Put down your cell phone, turn off your laptop, and escape the busyness of modern life with a night, several days or longer at an inexpensive new getaway right in Racine County.
The Dominican Sisters at the have built a new “hermitage” -- a cabin where you can sit and sleep quietly in the woods, for just $30 a night.
“Our dream is to be a place where the Racine community can gather and care for the Earth,” said Sister Janet on a warm fall day, as sunlight filtered by the trees shone brightly on the one-room cabin.
The cabin is on the sisters’ 15-acre property, just a short walk down a path from the main house and education center. Volunteers and contractors, using mostly recycled materials, built it.
The Eco-Justice Center is meant to be a place of “community, creativity, cultivation, and contemplation,” and Sister Janet hopes that overnight visitors find serenity in the woods.
“Contemplation means being still, being quiet, and spending time in nature,” she said. Even the word “hermitage” comes from the word “hermit,” she pointed out -- a person who lives alone.
Guests have included husbands and wives celebrating anniversaries, and lone travelers who want a quiet place to think and sleep.
The facility is not a glamorous, resort lodge; it’s a simple, but study National Park-style cabin without running water.
But it does have some lovely amenities -- a handmade quilt on the bed, hand-crafted black walnut flooring and countertops that were culled from a tree struck by lightning, binoculars, and a hand-turned prayer bowl. The shutters on the windows were made out of boards from an 1889 silo, and fashioned by volunteer Bill Sklba to look like quilt patterns, in honor of his wife, Clarice. There's a robin's nest in a little box near the front door.

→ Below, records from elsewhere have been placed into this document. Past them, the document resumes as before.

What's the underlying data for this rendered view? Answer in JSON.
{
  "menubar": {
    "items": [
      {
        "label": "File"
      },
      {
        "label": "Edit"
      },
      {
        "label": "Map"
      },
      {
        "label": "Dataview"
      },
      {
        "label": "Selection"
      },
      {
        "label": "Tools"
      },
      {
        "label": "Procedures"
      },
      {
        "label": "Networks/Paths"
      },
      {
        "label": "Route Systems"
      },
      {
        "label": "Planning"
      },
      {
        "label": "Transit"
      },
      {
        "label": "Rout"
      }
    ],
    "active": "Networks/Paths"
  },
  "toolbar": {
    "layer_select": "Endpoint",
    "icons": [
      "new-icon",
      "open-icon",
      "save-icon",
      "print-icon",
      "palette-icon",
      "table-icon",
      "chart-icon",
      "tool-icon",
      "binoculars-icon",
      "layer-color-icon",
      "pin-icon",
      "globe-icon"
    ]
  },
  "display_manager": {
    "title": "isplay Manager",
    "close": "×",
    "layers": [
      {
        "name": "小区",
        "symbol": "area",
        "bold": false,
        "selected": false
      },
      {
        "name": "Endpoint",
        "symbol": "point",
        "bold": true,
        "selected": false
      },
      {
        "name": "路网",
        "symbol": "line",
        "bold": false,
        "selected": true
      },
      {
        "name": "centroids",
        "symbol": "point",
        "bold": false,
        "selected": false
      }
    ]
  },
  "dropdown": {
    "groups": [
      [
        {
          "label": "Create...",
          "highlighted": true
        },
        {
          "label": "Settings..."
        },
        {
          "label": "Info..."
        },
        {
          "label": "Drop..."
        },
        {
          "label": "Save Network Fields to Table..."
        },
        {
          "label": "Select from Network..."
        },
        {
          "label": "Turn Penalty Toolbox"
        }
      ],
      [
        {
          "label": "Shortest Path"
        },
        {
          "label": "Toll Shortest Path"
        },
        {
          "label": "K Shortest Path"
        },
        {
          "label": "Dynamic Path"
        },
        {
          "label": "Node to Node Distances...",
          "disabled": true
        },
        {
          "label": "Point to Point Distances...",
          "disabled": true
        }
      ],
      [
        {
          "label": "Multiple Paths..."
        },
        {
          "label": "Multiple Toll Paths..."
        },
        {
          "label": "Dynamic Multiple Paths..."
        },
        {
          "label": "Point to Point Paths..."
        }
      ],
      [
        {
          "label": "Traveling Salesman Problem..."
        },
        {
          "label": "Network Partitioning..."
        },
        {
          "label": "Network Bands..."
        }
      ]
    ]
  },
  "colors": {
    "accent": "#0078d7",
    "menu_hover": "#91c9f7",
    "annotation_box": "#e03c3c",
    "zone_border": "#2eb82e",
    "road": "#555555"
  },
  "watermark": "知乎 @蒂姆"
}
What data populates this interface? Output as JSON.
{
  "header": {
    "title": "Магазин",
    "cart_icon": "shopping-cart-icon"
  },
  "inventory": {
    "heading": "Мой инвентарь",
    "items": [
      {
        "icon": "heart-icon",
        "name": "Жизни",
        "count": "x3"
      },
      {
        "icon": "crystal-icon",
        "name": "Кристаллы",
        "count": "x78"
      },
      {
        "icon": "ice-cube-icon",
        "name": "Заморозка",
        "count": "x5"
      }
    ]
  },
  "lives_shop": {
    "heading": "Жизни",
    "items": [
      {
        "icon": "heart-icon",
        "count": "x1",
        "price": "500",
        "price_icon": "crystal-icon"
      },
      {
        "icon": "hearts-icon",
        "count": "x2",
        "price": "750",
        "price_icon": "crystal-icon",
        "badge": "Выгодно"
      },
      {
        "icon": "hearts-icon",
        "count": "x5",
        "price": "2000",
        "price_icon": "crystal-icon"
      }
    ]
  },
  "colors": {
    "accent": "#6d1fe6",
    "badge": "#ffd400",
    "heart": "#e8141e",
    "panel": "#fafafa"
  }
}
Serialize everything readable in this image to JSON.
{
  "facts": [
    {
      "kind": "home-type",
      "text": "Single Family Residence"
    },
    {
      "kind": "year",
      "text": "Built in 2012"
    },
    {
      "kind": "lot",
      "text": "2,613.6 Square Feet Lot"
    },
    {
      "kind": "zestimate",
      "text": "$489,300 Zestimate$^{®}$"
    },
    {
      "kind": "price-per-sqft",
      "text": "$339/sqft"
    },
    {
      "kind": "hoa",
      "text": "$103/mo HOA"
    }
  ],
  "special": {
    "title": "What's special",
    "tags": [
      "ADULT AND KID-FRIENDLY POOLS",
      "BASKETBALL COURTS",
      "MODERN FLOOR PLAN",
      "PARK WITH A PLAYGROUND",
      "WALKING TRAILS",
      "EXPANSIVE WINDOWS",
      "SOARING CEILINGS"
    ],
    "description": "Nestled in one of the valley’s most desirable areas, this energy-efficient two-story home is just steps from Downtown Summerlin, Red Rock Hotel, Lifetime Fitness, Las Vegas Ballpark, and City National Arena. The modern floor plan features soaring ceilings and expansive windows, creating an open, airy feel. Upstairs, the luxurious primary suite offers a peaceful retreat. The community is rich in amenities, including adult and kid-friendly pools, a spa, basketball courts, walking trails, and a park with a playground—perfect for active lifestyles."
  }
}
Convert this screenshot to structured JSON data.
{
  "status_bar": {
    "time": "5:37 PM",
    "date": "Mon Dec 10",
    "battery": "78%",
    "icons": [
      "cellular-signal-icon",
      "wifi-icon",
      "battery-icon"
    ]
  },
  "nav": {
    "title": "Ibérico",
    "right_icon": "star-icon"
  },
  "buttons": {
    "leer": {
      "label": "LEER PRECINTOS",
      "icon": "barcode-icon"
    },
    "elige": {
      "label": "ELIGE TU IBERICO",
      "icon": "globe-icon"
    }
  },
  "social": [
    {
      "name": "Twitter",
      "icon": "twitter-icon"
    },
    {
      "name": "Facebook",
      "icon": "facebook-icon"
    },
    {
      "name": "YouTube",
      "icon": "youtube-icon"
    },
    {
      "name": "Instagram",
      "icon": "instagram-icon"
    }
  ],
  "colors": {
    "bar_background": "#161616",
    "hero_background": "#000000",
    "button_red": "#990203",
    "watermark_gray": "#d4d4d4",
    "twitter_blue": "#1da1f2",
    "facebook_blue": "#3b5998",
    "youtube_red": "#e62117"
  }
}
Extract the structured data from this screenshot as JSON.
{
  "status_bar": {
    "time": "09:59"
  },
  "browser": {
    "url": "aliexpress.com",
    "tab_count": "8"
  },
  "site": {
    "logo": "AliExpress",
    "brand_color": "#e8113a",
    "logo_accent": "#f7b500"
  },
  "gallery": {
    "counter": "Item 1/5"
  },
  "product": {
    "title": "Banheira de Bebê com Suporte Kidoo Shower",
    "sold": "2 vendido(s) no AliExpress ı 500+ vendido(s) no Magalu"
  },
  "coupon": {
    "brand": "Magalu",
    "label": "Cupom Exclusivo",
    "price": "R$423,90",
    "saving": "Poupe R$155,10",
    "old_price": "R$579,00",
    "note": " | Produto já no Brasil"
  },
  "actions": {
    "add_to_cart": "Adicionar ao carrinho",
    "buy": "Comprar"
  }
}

Water for drinking and washing is kept in a large ceramic carafe on the counter, and there’s a composting toilet. Visitors who want to take a shower are welcome to use one in the main house.
Heat is provided by a little electric fireplace and baseboard heaters, and blankets and towels are stored inside an antique chest. A small hand-crafted endtable sits next to a recliner, and the other furniture was donated.
Outside the cabin, visitors are welcome to walk along the nature and deer trails into a small old growth forest. There’s a gate between the Eco-Justice Center and Cliffside Park, so those who are feeling more ambitious can head farther afield.
The Eco-Justice Center is home to chickens, alpacas, goats, and rabbits, and two recent visitors volunteered to feed the animals. Others have also helped with small projects, but that sort of thing is certainly not required. Primarily, the sisters hope that visitors rest, read, reflect, walk the labyrinth, draw, or do whatever refreshes their spirit. They can sit and watch the “graceful and beautiful alpacas,” said Sister Janet, or just look at the insects and trees, and pet the barn cats.
“We really believe that unless a person rests in nature, they won’t love it,” she said. “And if they don’t love it, they won’t save it.”
The rental fee is $30 per day. Linens, towels, dishes and cooking utensils are provided. Guests bring their own food. For more information or to make reservations call 262-681-8527.